Food & Drink
Every type of salad is here, from side salads through to starters to main-course salads, with the ingredients varying from the obvious leaves and grains through to cheese, fish, poultry and meat.
If you don’t have wasabi to hand, then you can replace it with mustard or horseradish. It’s worth the effort to peel the tomatoes for this salsa, but, of course, if you’re short of time you can skip this.
I find bavette to be one of the tastiest cuts of beef around. Cut from the animal’s strong, well-exercised abdominal muscles, the meat should be sliced against the grain to maximise tenderness; a little brining also helps.
Westminster Kingsway recently played host to accomplished chef and restaurateur Simon Rogan, who talked to young and aspiring chefs about trials with Chelsea FC, cooking kebabs, and why he was always destined to be his own boss. Amanda Afiya reports

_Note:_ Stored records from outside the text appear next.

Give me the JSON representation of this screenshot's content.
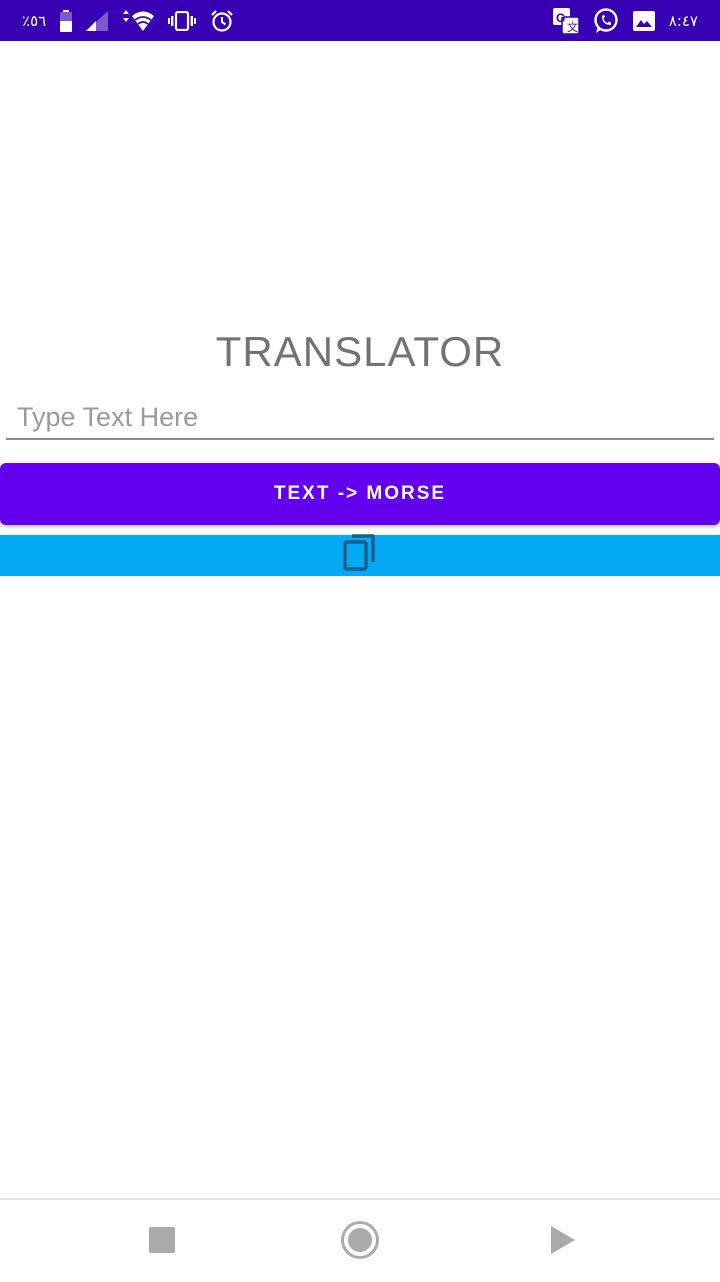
{
  "status_bar": {
    "background": "#3700b3",
    "battery_text": "٪٥٦",
    "time": "٨:٤٧",
    "left_icons": [
      "battery-icon",
      "signal-icon",
      "wifi-icon",
      "vibrate-icon",
      "alarm-icon"
    ],
    "right_icons": [
      "translate-icon",
      "whatsapp-icon",
      "image-icon"
    ]
  },
  "app": {
    "title": "TRANSLATOR",
    "input": {
      "placeholder": "Type Text Here",
      "value": ""
    },
    "primary_button_label": "TEXT -> MORSE",
    "primary_button_color": "#6200ee",
    "output_bar_color": "#03a9f4",
    "output_icon": "copy-icon"
  },
  "nav_bar": {
    "buttons": [
      "recents-button",
      "home-button",
      "back-button"
    ]
  }
}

Grub – the company behind the Eat Grub cookbook – sells freeze-dried insects. They send me a bag of crickets to get me started and, despite not being squeamish, I am struck by how buggy they are.
Tony Singh’s enthusiasm, and the food at his new restaurant, Tasty, is sure to brighten up the Alea casino in Glasgow. He tells Karen Peattie about taking a chance on a leisure park for his latest venture
Matthew Clark is now showcasing increasingly quirky choices at its tastings, chosen by its knowledgeable buyers. Roger Jones of the Harrow at Little Bedwyn is pleased that the company is so willing to diversify
Fish stew exists all around the globe. Where you are or where you live determines what goes into it. I personally like to use fish with a firm texture and that will give a real depth of flavour.
The opportunities afforded to chefs that win the Roux Scholarship are priceless. But, as this year’s winner Harry Guy discovered, it involves excelling at the UK’s most fiendish culinary challenge, says Fiona Sims
The sweetness in 2010 Roux Scholar Kenneth Culhane’s exotic fruit dessert doesn’t come from the white stuff – it’s created from the juices of exotic fruits and British hedgerow syrups, says Michael Raffael